Tokyo Ghost, Vol.2 by Rick Remender
Following the destruction of the Garden Nation of Japan, Constable Led Dent returns to his brutal beat, having succumbed to his inner demons. But as he stalks the streets of the Isles of Los Angeles, enforcing the corporate new world order, he’s haunted by a ghost from Tokyo.
Moon Knight, Vol.1: Lunatic by Jeff Lemire
Marc Spector (a.k.a. Moon Knight/Jake Lockley/Steven Grant) has been fighting criminals and keeping New York City safe for years… or has he? When he wakes up in an insane asylum with no powers and a lifetime’s worth of medical records, his whole identity (indentities) are called into question. Something is wrong, but is that something Marc Spector himself? Jeff Lemire (EXTRAORDINARY X-MEN) and rising star Greg Smallwood are calling everything you know about Moon Knight into question.
Brain on Fire: My Month of Madness by Susannah Cahalan
An award-winning memoir and instant New York Times bestseller that goes far beyond its riveting medical mystery, Brain on Fire is the powerful account of one woman’s struggle to recapture her identity. When twenty-four-year-old Susannah Cahalan woke up alone in a hospital room, strapped to her bed and unable to move or speak, she had no memory of how she’d gotten there. Days earlier, she had been on the threshold of a new, adult life: at the beginning of her first serious relationship and a promising career at a major New York newspaper. Now she was labeled violent, psychotic, a flight risk. What happened? In a swift and breathtaking narrative, Cahalan tells the astonishing true story of her descent into madness, her family’s inspiring faith in her, and the lifesaving diagnosis that nearly didn’t happen.
4 thoughts on “#FridayFinds: September Edition”
Covering my eyes over IT! lol scariest book I have ever read, it would be a great one to read in October! It only felt right reading it at night, but I would seriously be up into the morning hours.
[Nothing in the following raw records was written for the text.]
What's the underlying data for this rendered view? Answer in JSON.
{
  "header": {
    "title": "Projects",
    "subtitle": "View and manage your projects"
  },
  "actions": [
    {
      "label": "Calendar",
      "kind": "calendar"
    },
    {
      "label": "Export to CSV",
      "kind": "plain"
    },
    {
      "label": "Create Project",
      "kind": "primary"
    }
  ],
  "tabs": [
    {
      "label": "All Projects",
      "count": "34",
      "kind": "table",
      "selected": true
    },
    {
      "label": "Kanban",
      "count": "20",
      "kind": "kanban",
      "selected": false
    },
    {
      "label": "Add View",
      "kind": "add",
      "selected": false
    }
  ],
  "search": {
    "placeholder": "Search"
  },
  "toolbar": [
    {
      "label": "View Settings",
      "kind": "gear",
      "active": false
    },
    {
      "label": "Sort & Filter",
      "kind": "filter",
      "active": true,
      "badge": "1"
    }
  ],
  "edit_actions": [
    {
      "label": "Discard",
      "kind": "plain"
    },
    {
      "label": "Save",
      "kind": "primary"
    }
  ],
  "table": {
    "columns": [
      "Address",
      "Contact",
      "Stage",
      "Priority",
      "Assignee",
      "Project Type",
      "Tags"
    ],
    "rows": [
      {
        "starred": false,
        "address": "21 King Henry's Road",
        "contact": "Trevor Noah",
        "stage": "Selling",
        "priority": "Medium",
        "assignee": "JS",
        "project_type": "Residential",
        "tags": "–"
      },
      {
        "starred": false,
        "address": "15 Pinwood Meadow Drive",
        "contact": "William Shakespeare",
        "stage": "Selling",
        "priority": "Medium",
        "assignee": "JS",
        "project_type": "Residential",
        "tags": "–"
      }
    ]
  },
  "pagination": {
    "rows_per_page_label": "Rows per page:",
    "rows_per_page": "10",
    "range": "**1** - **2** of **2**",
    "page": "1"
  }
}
So creepy!!
LikeLiked by 1 person
I really want to read it but I don’t know if I can commit to a book that large haha! Might have to go for the audiobook! It definitely seems like quite the creepy read!
LikeLiked by 1 person
I know lol it’s huge! It took me forever 😳